Advancement of the Parliamentarian forces
26th October 1644, during the morning, the Parliamentarian forces advanced a few miles east of Newbury to Clay Hill where they set up a heavy artillery battery. The Parliamentarian artillery fired upon the Royalist, who would return fire, this lasted throughout the day.
During the evening, Sir William Waller lead a force of 12,000 men that included the Earl of Essex's infantry, a brigade of the London Trained Bands, and most of the cavalry on a 13 mile march to out flank the Royalists. The route would go through the Villages of Hermitage, Chieveley, Winterbourne, Boxford, across the River Lambourn, then east across Wickham Heath to Speen. Waller's force camped during the night.
Battle of Newbury
27th October 1644, Waller continued his out flanking manoeuvre on the Royalists from the west of Speen. A small detachment of Royalist Cavalry from Donnington Castle were sent to attack the rear of Waller's forces.
Waller's forces crossed the River Lamborn and reformed at Boxford. He was supported by Oliver Cromwell's Cavalry on the left flank, the infantry of Philip Skippon was in the centre, and Sir William Balfour's Cavalry on the right flank.
At 3pm, Waller attacked. Upon hearing gun fire of Waller's musketeers, the Earl of Manchester would attack Shaw House with a force of 7,000 infantry. The exchanges of artillery fire at Shaw House was too loud to enable Manchester to hear the gun fire of Wallers musketeers.
The infantry of Philip Skippon advanced on the Village of Speen and attacked Prince Maurices Royalist forces, that at the time were unprepared. Skippon recaptured seven of the cannons that were previously lost at the Parliamentarian defeat at Cornwall during the Battle of Lostwithiel.
The Parliamentarian Cavalry of Balfour defeated the Royalist Cavalry of Earl of Cleveland, and were then attacked by the Queen's Regiment of horse, and musketeers under the command of Colonel Sir Thomas Blagge that were lining the hedges east of Speen.
Oliver Cromwell uncharacteristically was slow in sending in the Parliamentarian Cavalry, and was pushed back with a charge by Lord George Goring's remaining Cavalry.

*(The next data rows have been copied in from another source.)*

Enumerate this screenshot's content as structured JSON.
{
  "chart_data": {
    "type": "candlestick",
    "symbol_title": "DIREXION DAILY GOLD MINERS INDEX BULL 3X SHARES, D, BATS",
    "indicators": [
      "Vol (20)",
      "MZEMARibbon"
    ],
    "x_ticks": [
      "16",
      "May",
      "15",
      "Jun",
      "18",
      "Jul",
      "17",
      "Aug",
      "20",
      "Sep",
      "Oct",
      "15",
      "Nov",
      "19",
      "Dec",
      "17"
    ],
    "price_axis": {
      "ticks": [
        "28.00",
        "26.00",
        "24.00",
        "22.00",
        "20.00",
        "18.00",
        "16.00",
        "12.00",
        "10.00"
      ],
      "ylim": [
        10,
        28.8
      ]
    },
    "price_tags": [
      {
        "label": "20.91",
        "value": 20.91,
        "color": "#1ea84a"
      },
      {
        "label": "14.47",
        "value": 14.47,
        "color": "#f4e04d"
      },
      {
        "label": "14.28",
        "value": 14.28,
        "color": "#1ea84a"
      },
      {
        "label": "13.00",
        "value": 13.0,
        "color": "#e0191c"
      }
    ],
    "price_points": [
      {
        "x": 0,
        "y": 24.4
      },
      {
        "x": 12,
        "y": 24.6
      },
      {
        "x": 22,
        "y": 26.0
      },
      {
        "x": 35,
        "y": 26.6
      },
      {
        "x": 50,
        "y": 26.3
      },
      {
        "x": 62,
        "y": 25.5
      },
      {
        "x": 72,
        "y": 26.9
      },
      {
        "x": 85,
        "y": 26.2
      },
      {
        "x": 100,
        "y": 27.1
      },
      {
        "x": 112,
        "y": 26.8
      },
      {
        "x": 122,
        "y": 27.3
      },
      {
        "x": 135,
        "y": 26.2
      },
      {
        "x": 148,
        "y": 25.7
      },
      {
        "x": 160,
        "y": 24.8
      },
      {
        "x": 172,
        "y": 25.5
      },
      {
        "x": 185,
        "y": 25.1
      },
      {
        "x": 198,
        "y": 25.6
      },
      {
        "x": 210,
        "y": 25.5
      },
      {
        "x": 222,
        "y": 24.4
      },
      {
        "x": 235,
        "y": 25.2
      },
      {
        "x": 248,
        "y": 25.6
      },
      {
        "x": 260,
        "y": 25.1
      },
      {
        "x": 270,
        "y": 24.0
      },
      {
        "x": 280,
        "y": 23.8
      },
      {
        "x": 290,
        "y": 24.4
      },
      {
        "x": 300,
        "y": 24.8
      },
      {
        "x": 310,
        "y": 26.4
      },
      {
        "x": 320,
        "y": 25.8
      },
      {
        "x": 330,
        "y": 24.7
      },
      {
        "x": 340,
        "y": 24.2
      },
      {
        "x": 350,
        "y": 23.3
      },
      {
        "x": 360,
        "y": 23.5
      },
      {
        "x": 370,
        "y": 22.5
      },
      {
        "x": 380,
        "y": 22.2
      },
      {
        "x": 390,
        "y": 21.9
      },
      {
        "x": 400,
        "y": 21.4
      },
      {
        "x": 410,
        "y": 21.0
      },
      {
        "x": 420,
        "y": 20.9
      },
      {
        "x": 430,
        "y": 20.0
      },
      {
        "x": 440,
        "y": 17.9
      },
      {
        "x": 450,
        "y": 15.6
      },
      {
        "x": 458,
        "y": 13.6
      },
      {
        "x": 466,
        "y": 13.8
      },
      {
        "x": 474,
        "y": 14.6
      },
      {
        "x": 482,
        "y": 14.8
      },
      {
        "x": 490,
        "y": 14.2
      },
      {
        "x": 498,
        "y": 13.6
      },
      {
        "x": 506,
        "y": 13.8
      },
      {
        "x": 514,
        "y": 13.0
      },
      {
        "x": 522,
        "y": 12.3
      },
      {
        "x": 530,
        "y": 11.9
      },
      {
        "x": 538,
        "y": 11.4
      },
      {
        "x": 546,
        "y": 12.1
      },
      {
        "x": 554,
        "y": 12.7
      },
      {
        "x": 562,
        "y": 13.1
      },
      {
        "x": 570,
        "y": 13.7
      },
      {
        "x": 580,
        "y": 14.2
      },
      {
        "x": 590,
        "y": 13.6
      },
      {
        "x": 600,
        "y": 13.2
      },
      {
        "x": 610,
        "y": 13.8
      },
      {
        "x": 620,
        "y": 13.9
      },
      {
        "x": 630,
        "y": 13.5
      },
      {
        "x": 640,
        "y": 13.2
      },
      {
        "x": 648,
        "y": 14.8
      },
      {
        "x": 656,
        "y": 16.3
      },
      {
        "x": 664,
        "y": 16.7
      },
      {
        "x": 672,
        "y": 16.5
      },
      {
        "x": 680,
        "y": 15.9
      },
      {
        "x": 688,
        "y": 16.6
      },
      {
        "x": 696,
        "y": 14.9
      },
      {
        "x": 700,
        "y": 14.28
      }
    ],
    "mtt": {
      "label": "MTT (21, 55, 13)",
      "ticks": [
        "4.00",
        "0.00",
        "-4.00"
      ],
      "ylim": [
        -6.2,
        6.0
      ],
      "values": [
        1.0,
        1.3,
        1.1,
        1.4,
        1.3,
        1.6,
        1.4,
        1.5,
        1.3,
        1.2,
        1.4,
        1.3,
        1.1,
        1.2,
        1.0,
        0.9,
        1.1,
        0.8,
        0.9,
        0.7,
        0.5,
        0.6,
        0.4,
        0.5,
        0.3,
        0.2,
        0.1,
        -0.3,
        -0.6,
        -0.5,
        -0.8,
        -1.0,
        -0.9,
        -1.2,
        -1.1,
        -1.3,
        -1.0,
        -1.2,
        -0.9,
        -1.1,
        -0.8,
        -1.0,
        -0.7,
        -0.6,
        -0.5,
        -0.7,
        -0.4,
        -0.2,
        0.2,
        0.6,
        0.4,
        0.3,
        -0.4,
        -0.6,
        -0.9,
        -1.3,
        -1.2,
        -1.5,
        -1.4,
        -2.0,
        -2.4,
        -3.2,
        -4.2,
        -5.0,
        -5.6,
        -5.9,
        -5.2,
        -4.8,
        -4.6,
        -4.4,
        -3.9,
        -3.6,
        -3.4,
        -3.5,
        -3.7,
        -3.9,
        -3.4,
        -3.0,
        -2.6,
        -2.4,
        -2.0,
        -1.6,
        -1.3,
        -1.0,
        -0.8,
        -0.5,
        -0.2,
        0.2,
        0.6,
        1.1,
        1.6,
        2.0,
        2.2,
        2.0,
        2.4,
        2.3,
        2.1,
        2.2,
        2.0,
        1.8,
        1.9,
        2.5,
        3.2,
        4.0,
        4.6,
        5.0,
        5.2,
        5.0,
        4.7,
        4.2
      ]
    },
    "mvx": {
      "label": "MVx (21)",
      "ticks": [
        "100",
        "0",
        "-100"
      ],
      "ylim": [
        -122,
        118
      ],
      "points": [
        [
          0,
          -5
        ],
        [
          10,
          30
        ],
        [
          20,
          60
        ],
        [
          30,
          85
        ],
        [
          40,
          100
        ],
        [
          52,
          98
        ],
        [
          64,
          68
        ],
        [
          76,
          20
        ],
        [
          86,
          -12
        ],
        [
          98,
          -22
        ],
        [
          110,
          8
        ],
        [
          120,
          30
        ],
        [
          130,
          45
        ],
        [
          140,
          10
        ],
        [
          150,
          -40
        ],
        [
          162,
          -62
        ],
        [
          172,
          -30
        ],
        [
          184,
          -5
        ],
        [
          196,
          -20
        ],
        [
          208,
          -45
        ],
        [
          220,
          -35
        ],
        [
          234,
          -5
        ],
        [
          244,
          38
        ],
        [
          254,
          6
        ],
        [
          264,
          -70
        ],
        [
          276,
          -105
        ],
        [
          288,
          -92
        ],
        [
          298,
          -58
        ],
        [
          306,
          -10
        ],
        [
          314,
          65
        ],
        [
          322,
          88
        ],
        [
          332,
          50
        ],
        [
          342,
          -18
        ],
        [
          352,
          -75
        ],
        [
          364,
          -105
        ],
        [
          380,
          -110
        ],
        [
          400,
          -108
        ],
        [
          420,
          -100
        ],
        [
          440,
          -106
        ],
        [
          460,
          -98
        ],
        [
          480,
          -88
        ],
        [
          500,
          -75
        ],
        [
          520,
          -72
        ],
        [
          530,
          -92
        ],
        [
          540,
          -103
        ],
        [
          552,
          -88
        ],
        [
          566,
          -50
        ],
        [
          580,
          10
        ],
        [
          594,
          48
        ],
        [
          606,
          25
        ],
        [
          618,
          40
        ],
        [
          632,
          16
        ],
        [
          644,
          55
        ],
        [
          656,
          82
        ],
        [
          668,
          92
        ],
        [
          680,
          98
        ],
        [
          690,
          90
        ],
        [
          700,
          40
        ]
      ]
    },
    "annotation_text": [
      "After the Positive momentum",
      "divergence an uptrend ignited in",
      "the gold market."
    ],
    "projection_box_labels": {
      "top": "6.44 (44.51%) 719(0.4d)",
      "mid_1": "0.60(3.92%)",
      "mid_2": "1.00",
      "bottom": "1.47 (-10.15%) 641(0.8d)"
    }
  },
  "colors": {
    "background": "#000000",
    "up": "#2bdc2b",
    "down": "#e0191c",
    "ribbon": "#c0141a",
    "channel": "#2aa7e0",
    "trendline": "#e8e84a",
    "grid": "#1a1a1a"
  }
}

Just before dark, the Earl of Manchester's infantry advanced and attacked Shaw House, but was beaten back by the stronger Royalist infantry of Lord Jacob Astley.
The battle had been bloody, with both sides having heavy casualties.
Aftermath of the Second Battle of Newbury
Charles knew that his forces were outnumbered, even though they had held off the Parliamentarian forces, the Royalists would be too vulnerable from another attack in the morning. Charles ordered a retreat northwards over a bridge that crossed the River Lambourn, leaving his wounded men and most of his artillery in the garrison at Donnington Castle. The Parliamentarians did not block the withdrawal of the Royalists, allowing them to freely retreat.
27th October 1644, the combined Cavalry of Cromwell, Balfour and Sir Arthur Haselrig (2nd Baronet) rode northwards in pursuit of the Royalist forces, but this was all too late as the Royalists had already crossed the River Thames at Wallingford and were in the safety of Oxford. The Cavalry turned back south to join the rest of the Parliamentarian force to attack the Royalist garrison at Donnington Castle, the attack was unsuccessful resulting in defeat with heavy casualties.
9th November 1644, Charles was reinforced by Prince Rupert, and the Earl of Northampton to a combined force of 15,000 men. Donnington Castle was relieved with no counter attack by the Parliamentarians.
With the formation of the New Model Army, the Parliamentarians put the Royalist garrison of Donnington Castle under siege.
During April 1646, Sir John Boys surrendered Donnington Castle to the Parliamentarians, he was allowed to leave with all his men.